Thursday, March 1, 2012
Cooking Up A Storm
Well, maybe not a storm. More like a little dust devil.
I like cooking--I just don't. Actually, I started teaching myself to cook about 20 years ago, but my wife didn't like what I made and usually (teasingly) shooshed me out of "her" kitchen. In the past 4 or 5 years, I started watching the Food channel and, purely through osmosis, learned things I'd never known or understood before--such things as terminology; which tools to use for what; the indicators of knowing when something was "done."
Over the years I started feeling more comfident in the kitchen. Now, when my wife is out of town, I actually enjoy trying to prepare a meal. I must admit, my biggest downfall is multitasking in trying to prepare more than just a single item meal. I did observe that those on TV worked "smart and not hard" in that they prepared to cook by having previously measured portions in readily available cups, dishes and plates. I also learned that high heat is not necessarily the most effective way to cook. (I can see you giggling, but yes, I didn't know that before.)
When I was child, my grandmother taught me how to make homemade ice cream and that was something I would do at least once every summer when our children were growing up. In my teens, my mother taught me how to make a cake. (I have a recipe for a killer chocolate frosting that would even make my mother jealous.... She'd ask: "Why does the cakes you make disappear in a couple days and the ones I make sit around and get thrown out?" I'd laugh and say mine were moist (and they were) and tasted good.)

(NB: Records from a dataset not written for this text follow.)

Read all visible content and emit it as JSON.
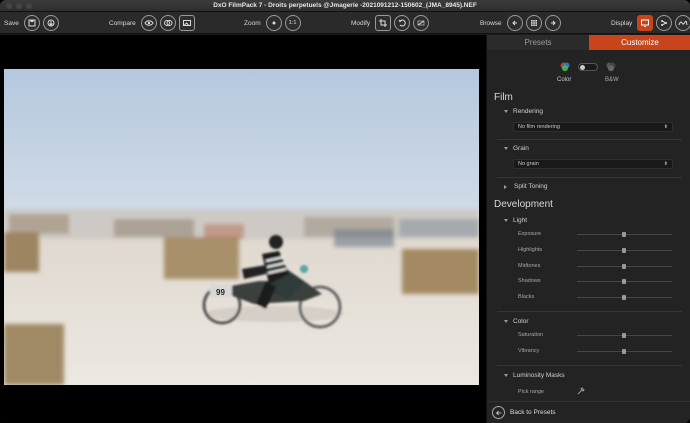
{
  "window": {
    "title": "DxO FilmPack 7 - Droits perpetuels @Jmagerie -2021091212-150602_(JMA_8945).NEF"
  },
  "toolbar": {
    "save_label": "Save",
    "compare_label": "Compare",
    "zoom_label": "Zoom",
    "zoom_one_to_one": "1:1",
    "modify_label": "Modify",
    "browse_label": "Browse",
    "display_label": "Display"
  },
  "panel": {
    "tabs": [
      {
        "label": "Presets"
      },
      {
        "label": "Customize"
      }
    ],
    "mode": {
      "color_label": "Color",
      "bw_label": "B&W"
    },
    "film": {
      "title": "Film",
      "rendering_label": "Rendering",
      "rendering_value": "No film rendering",
      "grain_label": "Grain",
      "grain_value": "No grain",
      "split_toning_label": "Split Toning"
    },
    "development": {
      "title": "Development",
      "light_label": "Light",
      "light_sliders": [
        {
          "label": "Exposure",
          "value": 0
        },
        {
          "label": "Highlights",
          "value": 0
        },
        {
          "label": "Midtones",
          "value": 0
        },
        {
          "label": "Shadows",
          "value": 0
        },
        {
          "label": "Blacks",
          "value": 0
        }
      ],
      "color_label": "Color",
      "color_sliders": [
        {
          "label": "Saturation",
          "value": 0
        },
        {
          "label": "Vibrancy",
          "value": 0
        }
      ],
      "luminosity_masks_label": "Luminosity Masks",
      "pick_range_label": "Pick range"
    },
    "footer": {
      "back_label": "Back to Presets"
    }
  },
  "photo": {
    "race_number": "99"
  },
  "colors": {
    "accent": "#c8441a",
    "panel_bg": "#232323",
    "toolbar_bg": "#2a2a2a"
  }
}
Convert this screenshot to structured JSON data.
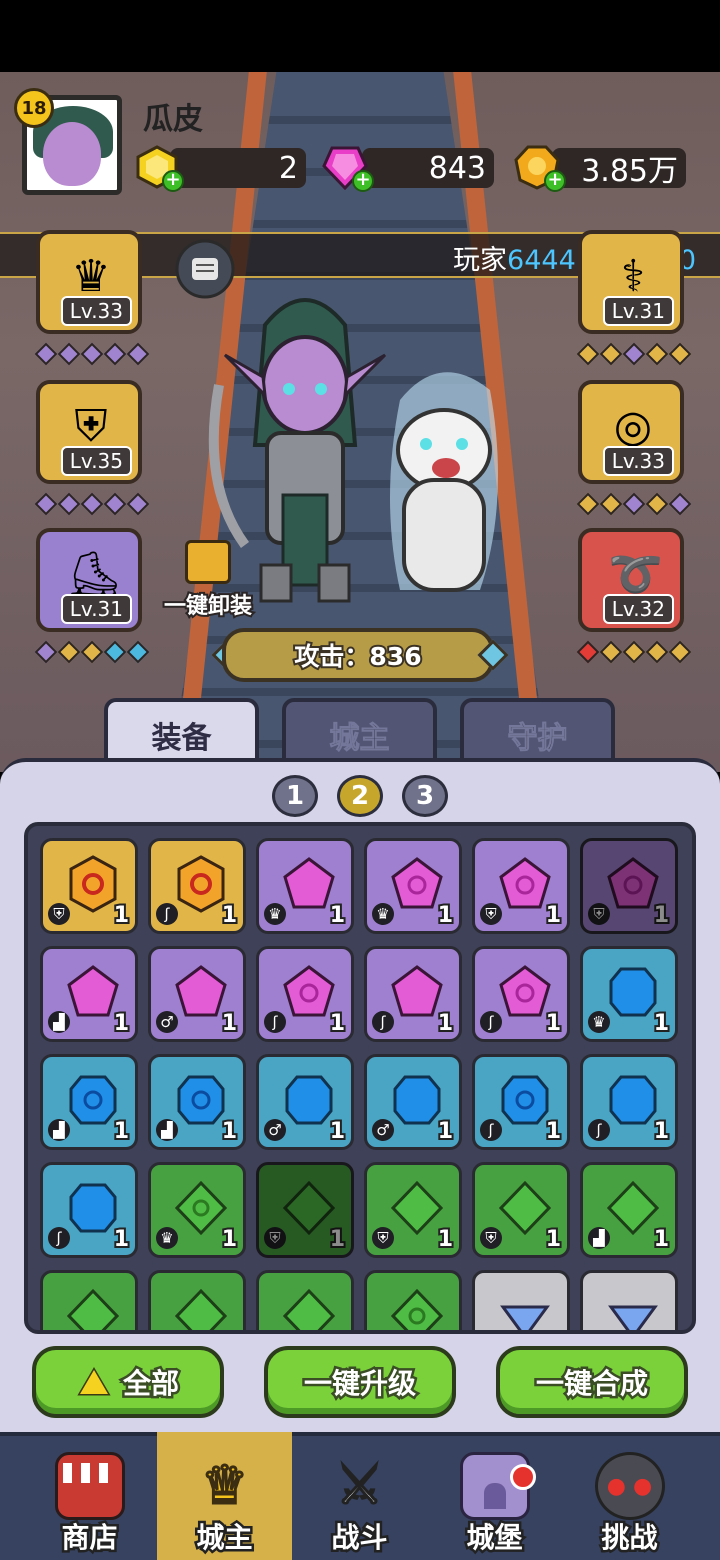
{
  "player": {
    "level": "18",
    "name": "瓜皮",
    "id_prefix": "玩家",
    "id_number": "64441689360"
  },
  "resources": [
    {
      "name": "gold-cube",
      "value": "2",
      "color": "#f5d21f"
    },
    {
      "name": "pink-gem",
      "value": "843",
      "color": "#e83ec8"
    },
    {
      "name": "gold-coin",
      "value": "3.85万",
      "color": "#f2a91b"
    }
  ],
  "equipment_left": [
    {
      "icon": "crown-icon",
      "glyph": "♛",
      "level": "Lv.33",
      "bg": "#e2b548",
      "diamonds": [
        "#a084cf",
        "#a084cf",
        "#a084cf",
        "#a084cf",
        "#a084cf"
      ]
    },
    {
      "icon": "armor-icon",
      "glyph": "⛨",
      "level": "Lv.35",
      "bg": "#e2b548",
      "diamonds": [
        "#a084cf",
        "#a084cf",
        "#a084cf",
        "#a084cf",
        "#a084cf"
      ]
    },
    {
      "icon": "boot-icon",
      "glyph": "⛸",
      "level": "Lv.31",
      "bg": "#9a81cf",
      "diamonds": [
        "#a084cf",
        "#e2b548",
        "#e2b548",
        "#4cb9e0",
        "#4cb9e0"
      ]
    }
  ],
  "equipment_right": [
    {
      "icon": "cane-icon",
      "glyph": "⚕",
      "level": "Lv.31",
      "bg": "#e2b548",
      "diamonds": [
        "#e2b548",
        "#e2b548",
        "#a084cf",
        "#e2b548",
        "#e2b548"
      ]
    },
    {
      "icon": "ring-icon",
      "glyph": "💍",
      "level": "Lv.33",
      "bg": "#e2b548",
      "diamonds": [
        "#e2b548",
        "#e2b548",
        "#a084cf",
        "#e2b548",
        "#a084cf"
      ]
    },
    {
      "icon": "whip-icon",
      "glyph": "➰",
      "level": "Lv.32",
      "bg": "#d9534d",
      "diamonds": [
        "#e33b36",
        "#e2b548",
        "#e2b548",
        "#e2b548",
        "#e2b548"
      ]
    }
  ],
  "unequip_label": "一键卸装",
  "attack_label": "攻击：836",
  "tabs": [
    {
      "label": "装备"
    },
    {
      "label": "城主"
    },
    {
      "label": "守护"
    }
  ],
  "pages": [
    "1",
    "2",
    "3"
  ],
  "grid": [
    [
      {
        "c": "gold",
        "p": "armor",
        "n": "1"
      },
      {
        "c": "gold",
        "p": "cane",
        "n": "1"
      },
      {
        "c": "pink",
        "p": "crown",
        "n": "1"
      },
      {
        "c": "pink2",
        "p": "crown",
        "n": "1"
      },
      {
        "c": "pink2",
        "p": "armor",
        "n": "1"
      },
      {
        "c": "pink2",
        "p": "armor",
        "n": "1",
        "dim": true
      }
    ],
    [
      {
        "c": "pink",
        "p": "boot",
        "n": "1"
      },
      {
        "c": "pink",
        "p": "ring",
        "n": "1"
      },
      {
        "c": "pink2",
        "p": "cane",
        "n": "1"
      },
      {
        "c": "pink",
        "p": "cane",
        "n": "1"
      },
      {
        "c": "pink2",
        "p": "cane",
        "n": "1"
      },
      {
        "c": "blue",
        "p": "crown",
        "n": "1"
      }
    ],
    [
      {
        "c": "blue2",
        "p": "boot",
        "n": "1"
      },
      {
        "c": "blue2",
        "p": "boot",
        "n": "1"
      },
      {
        "c": "blue",
        "p": "ring",
        "n": "1"
      },
      {
        "c": "blue",
        "p": "ring",
        "n": "1"
      },
      {
        "c": "blue2",
        "p": "cane",
        "n": "1"
      },
      {
        "c": "blue",
        "p": "cane",
        "n": "1"
      }
    ],
    [
      {
        "c": "blue",
        "p": "cane",
        "n": "1"
      },
      {
        "c": "green2",
        "p": "crown",
        "n": "1"
      },
      {
        "c": "green",
        "p": "armor",
        "n": "1",
        "dim": true
      },
      {
        "c": "green",
        "p": "armor",
        "n": "1"
      },
      {
        "c": "green",
        "p": "armor",
        "n": "1"
      },
      {
        "c": "green",
        "p": "boot",
        "n": "1"
      }
    ],
    [
      {
        "c": "green",
        "p": "",
        "n": ""
      },
      {
        "c": "green",
        "p": "",
        "n": ""
      },
      {
        "c": "green",
        "p": "",
        "n": ""
      },
      {
        "c": "green2",
        "p": "",
        "n": ""
      },
      {
        "c": "white2",
        "p": "",
        "n": ""
      },
      {
        "c": "white",
        "p": "",
        "n": ""
      }
    ]
  ],
  "actions": {
    "all": "全部",
    "upgrade": "一键升级",
    "merge": "一键合成"
  },
  "nav": [
    {
      "label": "商店",
      "icon": "shop-icon"
    },
    {
      "label": "城主",
      "icon": "crown-icon"
    },
    {
      "label": "战斗",
      "icon": "swords-icon"
    },
    {
      "label": "城堡",
      "icon": "castle-icon"
    },
    {
      "label": "挑战",
      "icon": "monster-icon"
    }
  ]
}
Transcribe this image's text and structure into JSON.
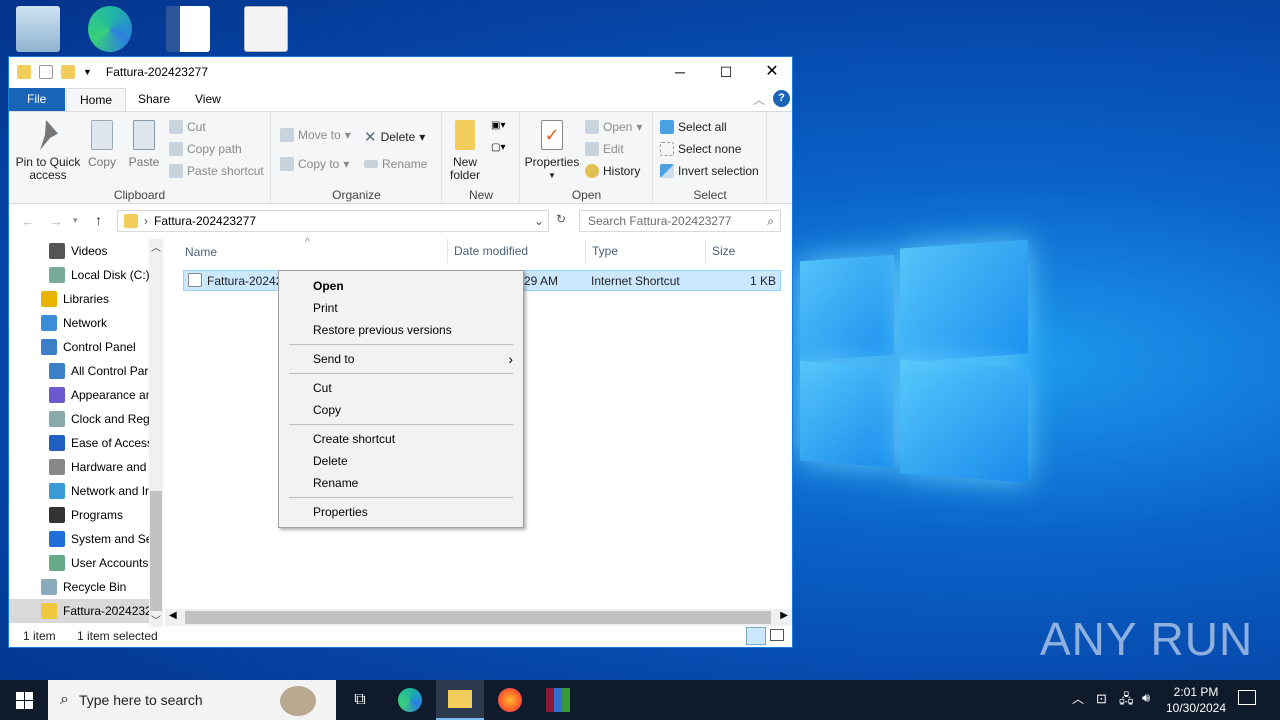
{
  "window": {
    "title": "Fattura-202423277"
  },
  "ribbon_tabs": [
    "File",
    "Home",
    "Share",
    "View"
  ],
  "clipboard": {
    "pin": "Pin to Quick access",
    "pin1": "Pin to Quick",
    "pin2": "access",
    "copy": "Copy",
    "paste": "Paste",
    "cut": "Cut",
    "copy_path": "Copy path",
    "paste_shortcut": "Paste shortcut",
    "label": "Clipboard"
  },
  "organize": {
    "move_to": "Move to",
    "copy_to": "Copy to",
    "delete": "Delete",
    "rename": "Rename",
    "label": "Organize"
  },
  "new": {
    "new1": "New",
    "new2": "folder",
    "label": "New"
  },
  "open": {
    "properties": "Properties",
    "open": "Open",
    "edit": "Edit",
    "history": "History",
    "label": "Open"
  },
  "select": {
    "all": "Select all",
    "none": "Select none",
    "invert": "Invert selection",
    "label": "Select"
  },
  "address": {
    "path": "Fattura-202423277",
    "search_placeholder": "Search Fattura-202423277"
  },
  "nav": [
    {
      "label": "Videos",
      "indent": 2,
      "color": "#555"
    },
    {
      "label": "Local Disk (C:)",
      "indent": 2,
      "color": "#7a9"
    },
    {
      "label": "Libraries",
      "indent": 1,
      "color": "#e8b400"
    },
    {
      "label": "Network",
      "indent": 1,
      "color": "#3a8ed8"
    },
    {
      "label": "Control Panel",
      "indent": 1,
      "color": "#3a7fc8"
    },
    {
      "label": "All Control Par",
      "indent": 2,
      "color": "#3a7fc8"
    },
    {
      "label": "Appearance an",
      "indent": 2,
      "color": "#6a5acd"
    },
    {
      "label": "Clock and Regi",
      "indent": 2,
      "color": "#8aa"
    },
    {
      "label": "Ease of Access",
      "indent": 2,
      "color": "#1f5fbf"
    },
    {
      "label": "Hardware and",
      "indent": 2,
      "color": "#888"
    },
    {
      "label": "Network and Ir",
      "indent": 2,
      "color": "#3a9ad8"
    },
    {
      "label": "Programs",
      "indent": 2,
      "color": "#333"
    },
    {
      "label": "System and Sec",
      "indent": 2,
      "color": "#1f6fd8"
    },
    {
      "label": "User Accounts",
      "indent": 2,
      "color": "#6a8"
    },
    {
      "label": "Recycle Bin",
      "indent": 1,
      "color": "#8ab"
    },
    {
      "label": "Fattura-2024232",
      "indent": 1,
      "color": "#f0c840",
      "selected": true
    }
  ],
  "columns": {
    "name": "Name",
    "date": "Date modified",
    "type": "Type",
    "size": "Size"
  },
  "file": {
    "name": "Fattura-20242",
    "date": "29 AM",
    "type": "Internet Shortcut",
    "size": "1 KB"
  },
  "context_menu": [
    {
      "label": "Open",
      "bold": true
    },
    {
      "label": "Print"
    },
    {
      "label": "Restore previous versions"
    },
    {
      "sep": true
    },
    {
      "label": "Send to",
      "submenu": true
    },
    {
      "sep": true
    },
    {
      "label": "Cut"
    },
    {
      "label": "Copy"
    },
    {
      "sep": true
    },
    {
      "label": "Create shortcut"
    },
    {
      "label": "Delete"
    },
    {
      "label": "Rename"
    },
    {
      "sep": true
    },
    {
      "label": "Properties"
    }
  ],
  "status": {
    "count": "1 item",
    "selected": "1 item selected"
  },
  "taskbar": {
    "search_placeholder": "Type here to search",
    "time": "2:01 PM",
    "date": "10/30/2024"
  },
  "watermark": "ANY RUN"
}
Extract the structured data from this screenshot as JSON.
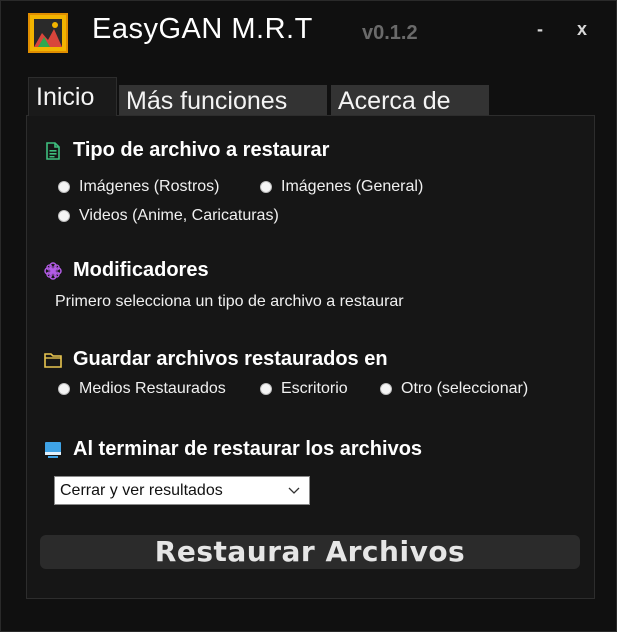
{
  "app": {
    "title": "EasyGAN M.R.T",
    "version": "v0.1.2",
    "logo_icon": "image-frame-logo-icon",
    "minimize_label": "-",
    "close_label": "x"
  },
  "tabs": [
    {
      "label": "Inicio",
      "selected": true
    },
    {
      "label": "Más funciones",
      "selected": false
    },
    {
      "label": "Acerca de",
      "selected": false
    }
  ],
  "sections": {
    "file_type": {
      "icon": "document-icon",
      "icon_color": "#3fbf7f",
      "title": "Tipo de archivo a restaurar",
      "options": [
        "Imágenes (Rostros)",
        "Imágenes (General)",
        "Videos (Anime, Caricaturas)"
      ]
    },
    "modifiers": {
      "icon": "flower-icon",
      "icon_color": "#b35ce6",
      "title": "Modificadores",
      "hint": "Primero selecciona un tipo de archivo a restaurar"
    },
    "save_location": {
      "icon": "folder-icon",
      "icon_color": "#e8c550",
      "title": "Guardar archivos restaurados en",
      "options": [
        "Medios Restaurados",
        "Escritorio",
        "Otro (seleccionar)"
      ]
    },
    "on_finish": {
      "icon": "monitor-icon",
      "icon_color": "#3fa3e6",
      "title": "Al terminar de restaurar los archivos",
      "selected_option": "Cerrar y ver resultados"
    }
  },
  "action": {
    "label": "Restaurar Archivos"
  }
}
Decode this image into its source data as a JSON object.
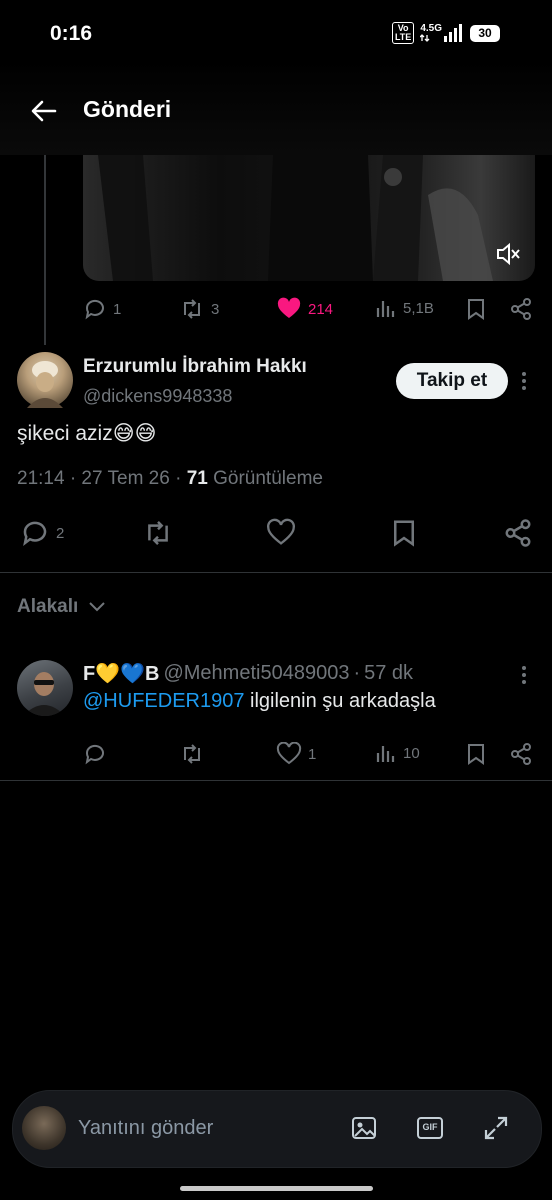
{
  "status_bar": {
    "time": "0:16",
    "volte_line1": "Vo",
    "volte_line2": "LTE",
    "network": "4.5G",
    "battery": "30"
  },
  "header": {
    "title": "Gönderi"
  },
  "prev_tweet_actions": {
    "replies": "1",
    "retweets": "3",
    "likes": "214",
    "views": "5,1B"
  },
  "main_tweet": {
    "author_name": "Erzurumlu İbrahim Hakkı",
    "author_handle": "@dickens9948338",
    "follow_label": "Takip et",
    "text": "şikeci aziz😅😅",
    "time": "21:14 · 27 Tem 26 · ",
    "views_count": "71",
    "views_label": " Görüntüleme",
    "reply_count": "2"
  },
  "related_label": "Alakalı",
  "reply": {
    "author_name": "F💛💙B",
    "author_handle": "@Mehmeti50489003",
    "sep": "·",
    "time": "57 dk",
    "mention": "@HUFEDER1907",
    "text": " ilgilenin şu arkadaşla",
    "likes": "1",
    "views": "10"
  },
  "composer": {
    "placeholder": "Yanıtını gönder",
    "gif_label": "GIF"
  },
  "colors": {
    "background": "#000000",
    "like_pink": "#f91880",
    "link_blue": "#1d9bf0",
    "muted": "#71767b"
  }
}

When I was in my 30's I finally learned how make scrambled eggs. (Hey, it was an achievement for me. I know, you're a professional chef and you find this all quite amusing.) Well, just last week, I got tired of scrambled eggs and wanted to be daring. I wanted to make something really hard--an omelette. So I watched some Youtube videos and then set out to do it--to make a French omelette. (I still struggle with coordinating anything beyond one item. So, I just can't time even making a piece of buttered toast or some hashbrowns. I just get too flustered. So I diced up some ham, pre-grated some sharp cheese, chopped some chives, mixed the egg with a little milk and whipped that with a fork. That was the prep. Next I heated the pan, dropped some butter, then poured the eggs and added the chives. I carefully followed the instructions in the video. Long story made short: It was delicious, but the presentation was lacking--it fell to pieces when I tried to plate it. (Ok, catch your breath and stop laughing so hard.) Oh, and I was actually able to make some tea that was ready just on time for me to plate the eggs.
That's pretty much my experience with cooking. (Altough I do make a great cappacino, that really isn't cooking.)
So, at nearly 61, I can make desserts (oh yeah, I forgot to mention I bought myself a Creme Brulee book and have gotten pretty good with that dessert.) I can scramble eggs and make coffee and I know how to prepare bagels and lox, but that's little more than assembling cold cuts. Even I know you can't call that "cooking."